1. EC Commission Rules Against Microsoft For Abuse Of Its Dominant Position
After a five-year investigation, the EC Commission has found that Microsoft has abused its dominant position in the market and thus violated Article 82 of the EU treaty.
2. Ownership of Copyright in Research Partnerships: Cyprotex Discovery v University of Sheffield
Events in this case highlight the need for parties to clearly identify their respective capabilities, contributions and intentions in research agreements as well including clauses to deal with ownership of IP rights. at the earliest opportunity.
3. Director And Writer In Copyright Spotlight
The problems surrounding joint ownership of copyright are explored in light of Pam Brighton, the former director of the play “Stones in his Pocket”, claiming joint copyright ownership of the play from writer Marie Jones.
4. Protection Of Technical Drawings: Ultra Marketing v Universal components
The case determined that copyright protection in a drawing protected the artistic characteristics of the work and not the technical idea that it embodied. This meant that a competitor could use the drawing to inspire a progressive development without infringing design rights.
5. Once Bitten Not Twice Shy: Rockwater v Technip France
This interesting case involved a patent claim that was earlier litigated before the Court of Appeal in relation to its novelty, obviousness and claim construction.
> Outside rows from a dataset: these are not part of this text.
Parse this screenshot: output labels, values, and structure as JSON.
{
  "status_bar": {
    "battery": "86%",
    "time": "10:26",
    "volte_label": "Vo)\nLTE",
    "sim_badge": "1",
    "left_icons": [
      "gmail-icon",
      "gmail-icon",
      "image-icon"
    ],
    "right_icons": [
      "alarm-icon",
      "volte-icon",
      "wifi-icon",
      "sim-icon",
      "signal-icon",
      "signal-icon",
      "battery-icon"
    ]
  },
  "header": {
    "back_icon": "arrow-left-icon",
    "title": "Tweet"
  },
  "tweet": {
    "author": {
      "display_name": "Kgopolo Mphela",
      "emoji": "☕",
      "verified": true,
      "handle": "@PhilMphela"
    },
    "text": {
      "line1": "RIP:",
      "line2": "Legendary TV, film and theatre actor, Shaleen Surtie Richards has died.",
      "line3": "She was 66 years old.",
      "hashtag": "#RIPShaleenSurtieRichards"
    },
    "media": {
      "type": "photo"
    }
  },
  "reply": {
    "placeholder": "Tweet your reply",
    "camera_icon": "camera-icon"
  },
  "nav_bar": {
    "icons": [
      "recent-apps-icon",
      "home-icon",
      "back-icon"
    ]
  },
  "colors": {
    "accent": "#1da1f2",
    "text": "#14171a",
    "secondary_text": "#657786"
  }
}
Yet, the patent was again challenged on similar grounds for its lack of novelty and being obvious by another party in light of further prior art being discovered.
6. Collateral Use Of Patent Evidence: Dendron v Regents Of University Of California
This case is the first authority in the European Union, which encapsulates the law in respect of the collateral use of evidence obtained by one of the parties pursuant to a letter of request made under EC regulation 1206/2001 and under Common Law. It further elaborates the considerations that the Court will weigh before allowing collateral use of such evidence in other proceedings between the same parties.
7. Russell Finex v Telsonic
The main issue in that case refers to the determination of the scope of a patent; more precisely it is the application of the Improver test which is specified. The Improver test is used to assist in the understanding of the construction of a claim by providing a method to define its purposive construction. This is especially useful in patent litigation when the supposedly infringing entity does not fall within the literal wording of a claim.
8. Passing Off: McAlpine v McAlpine
The shared rights to goodwill of Sir Robert McAlpine and Alfred McAlpine in the name “McAlpine” could be damaged if one of them abandoned its distinguishing prefix and arrogated to itself the use of the name in circumstances where such an action amounts to a misrepresentation. This unusual case illustrates the flexibility of passing off rights compared with trade mark rights.
9. CTM Exclusive Right: Compass Publishing v Compass Logistics
The case at issue discusses the overlap between Community Trade Mark (CTM) and national trade mark. One of the objectives of the CTM Regulation is to protect the interests of owners of earlier rights whether they are registered or not.
10. Own Name Defence: IBM v Web-Sphere
The case at issue refers to the registration of a Community Trade Mark and an unregistered mark which came into existence after the CTM application had been filed but before it had been granted. The CTM Regulation provides that rights conferred by CTM registration prevail against third parties from the date of publication of the registration.
11. Distinctive Character: SAT.1 Satelliten Fernshehen v OHIM
This opinion of AG Jacob lays down the rules for interpretation of Art 7 (1)(b) of Community Trade Mark Regulation, in assessing registrability of a sign in relation to a particular services or goods. It further elaborates the policy consideration and the test to be followed in applying the said provision to a given set of facts.
McDermott, Will & Emery would like to acknowledge the invaluable contribution to the Bulletin made by Angel Adrian, Lucas Arrivillaga, Afegieme Komolafe, Malcolm Langley, Florian Leverve, Rajesh Sagar and Daphne Zografos from the Queen Mary Intellectual Property Research Institute, University of London.